Cardinal Pacelli spent his final night in America at Inisfada and left for Rome on November 7, 1936. While Mrs. Brady was unhappy that Pacelli did not spend more leisure time there, she stayed on friendly terms with the cardinal, and for her continued philanthropic work, was showered with numerous papal honors.

Bishop Spellman and Cardinal Pacelli

In 1937, Genevieve married the Irish Free State minister to the Vatican, William Babington Macaulay. She died in Rome the following November, only months before Pacelli was elected pope and Spellman was appointed archbishop of New York. She was buried next to Nicholas in a crypt below the main altar at the Jesuit Novitiate, St. Isaac Jogues in Wernersville, Pennsylvania. A plaque hangs in the Church of St. Patrick in Rome that describes her many contributions to the Church.

Mrs. Brady left Inisfada to the New York Province of the Society of Jesus. Initially it served as a house of formation for seminarians and later as the St. Ignatius Jesuit Retreat House, which in recent years has featured Zen Buddhists as guest lecturers.

In early 2013, the Jesuits announced Inisfada was too expensive to maintain, closed it, and put the estate on the market. The mansion and the surrounding thirty-three acres were bought by a developer for $36.5 million who plans to build upscale single-family homes. A petition to declare Inisfada a historic home was denied.
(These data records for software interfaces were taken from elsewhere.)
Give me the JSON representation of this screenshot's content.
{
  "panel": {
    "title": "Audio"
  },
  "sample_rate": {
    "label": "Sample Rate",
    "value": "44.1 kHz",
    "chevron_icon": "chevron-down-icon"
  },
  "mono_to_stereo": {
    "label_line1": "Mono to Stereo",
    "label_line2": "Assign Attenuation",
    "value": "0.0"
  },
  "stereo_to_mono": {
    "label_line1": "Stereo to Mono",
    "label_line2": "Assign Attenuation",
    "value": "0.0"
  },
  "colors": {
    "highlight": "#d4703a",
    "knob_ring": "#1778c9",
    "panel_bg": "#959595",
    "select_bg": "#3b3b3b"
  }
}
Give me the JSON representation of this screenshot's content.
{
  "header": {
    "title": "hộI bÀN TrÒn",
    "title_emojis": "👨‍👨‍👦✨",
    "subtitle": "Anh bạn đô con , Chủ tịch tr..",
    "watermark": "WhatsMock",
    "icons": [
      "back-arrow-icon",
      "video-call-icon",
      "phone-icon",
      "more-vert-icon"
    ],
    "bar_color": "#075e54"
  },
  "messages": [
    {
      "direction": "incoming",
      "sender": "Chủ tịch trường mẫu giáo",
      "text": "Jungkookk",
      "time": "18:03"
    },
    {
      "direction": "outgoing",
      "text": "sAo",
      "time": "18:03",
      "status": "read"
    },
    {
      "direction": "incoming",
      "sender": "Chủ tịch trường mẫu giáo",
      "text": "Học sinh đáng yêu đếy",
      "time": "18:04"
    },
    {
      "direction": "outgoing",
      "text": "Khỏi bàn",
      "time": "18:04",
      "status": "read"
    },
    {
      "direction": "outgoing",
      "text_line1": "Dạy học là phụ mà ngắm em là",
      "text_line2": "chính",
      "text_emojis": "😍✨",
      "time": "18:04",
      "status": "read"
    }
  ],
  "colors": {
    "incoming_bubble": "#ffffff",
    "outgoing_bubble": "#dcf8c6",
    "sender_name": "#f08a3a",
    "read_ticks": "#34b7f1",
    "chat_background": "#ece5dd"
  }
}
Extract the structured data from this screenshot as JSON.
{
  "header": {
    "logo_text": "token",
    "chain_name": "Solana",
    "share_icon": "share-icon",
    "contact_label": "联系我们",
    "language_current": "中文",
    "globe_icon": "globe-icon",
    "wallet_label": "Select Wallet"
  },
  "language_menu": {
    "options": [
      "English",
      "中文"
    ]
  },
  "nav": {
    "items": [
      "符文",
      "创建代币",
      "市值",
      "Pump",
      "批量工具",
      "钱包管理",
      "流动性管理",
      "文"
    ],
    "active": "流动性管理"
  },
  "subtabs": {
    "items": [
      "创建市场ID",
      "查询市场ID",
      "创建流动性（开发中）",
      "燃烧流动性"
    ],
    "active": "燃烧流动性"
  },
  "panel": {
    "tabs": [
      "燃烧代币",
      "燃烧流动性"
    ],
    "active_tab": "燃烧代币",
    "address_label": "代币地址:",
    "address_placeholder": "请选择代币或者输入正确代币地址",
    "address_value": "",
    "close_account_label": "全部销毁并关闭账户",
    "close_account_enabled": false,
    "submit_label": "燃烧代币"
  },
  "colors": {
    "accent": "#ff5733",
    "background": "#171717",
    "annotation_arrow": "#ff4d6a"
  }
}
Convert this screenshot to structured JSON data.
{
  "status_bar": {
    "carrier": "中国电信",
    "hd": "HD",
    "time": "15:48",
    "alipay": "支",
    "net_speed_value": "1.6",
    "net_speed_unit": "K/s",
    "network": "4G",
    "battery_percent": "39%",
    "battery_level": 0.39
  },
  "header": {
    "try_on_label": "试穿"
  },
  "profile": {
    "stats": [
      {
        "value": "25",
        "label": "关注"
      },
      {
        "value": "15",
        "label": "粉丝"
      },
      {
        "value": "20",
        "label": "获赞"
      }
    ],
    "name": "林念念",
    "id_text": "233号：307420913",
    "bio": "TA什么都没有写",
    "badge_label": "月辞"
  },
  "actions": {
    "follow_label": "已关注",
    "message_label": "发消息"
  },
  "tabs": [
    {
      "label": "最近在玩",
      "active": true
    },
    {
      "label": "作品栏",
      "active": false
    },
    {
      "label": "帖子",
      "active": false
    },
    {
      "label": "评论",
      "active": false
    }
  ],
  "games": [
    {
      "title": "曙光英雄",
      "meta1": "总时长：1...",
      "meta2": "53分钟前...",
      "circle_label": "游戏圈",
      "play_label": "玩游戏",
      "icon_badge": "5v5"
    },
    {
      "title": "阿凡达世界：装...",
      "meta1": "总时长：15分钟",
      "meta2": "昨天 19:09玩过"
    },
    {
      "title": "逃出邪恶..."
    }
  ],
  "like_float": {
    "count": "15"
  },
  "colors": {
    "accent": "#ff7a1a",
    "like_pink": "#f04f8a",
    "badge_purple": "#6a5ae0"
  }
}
The Jesuits did not even bother relocating artifacts of historic importance to Catholic institutions, century-old antiques in Inisfada, including the Cathedral Chair used by Cardinal Pacelli. Instead they were auctioned. The $50,000 proceeds went to Fordham University.

Another U.S. Catholic treasure is lost. And sadly, because we live in an age obsessed with consumer culture trivia, very few will miss – or even notice – that Inisfada is no more.

George J. Marlin, Chairman of the Board of Aid to the Church in Need USA, is the author of The American Catholic Voter and Sons of St. Patrick, written with Brad Miner. His most recent book is Mario Cuomo: The Myth and the Man.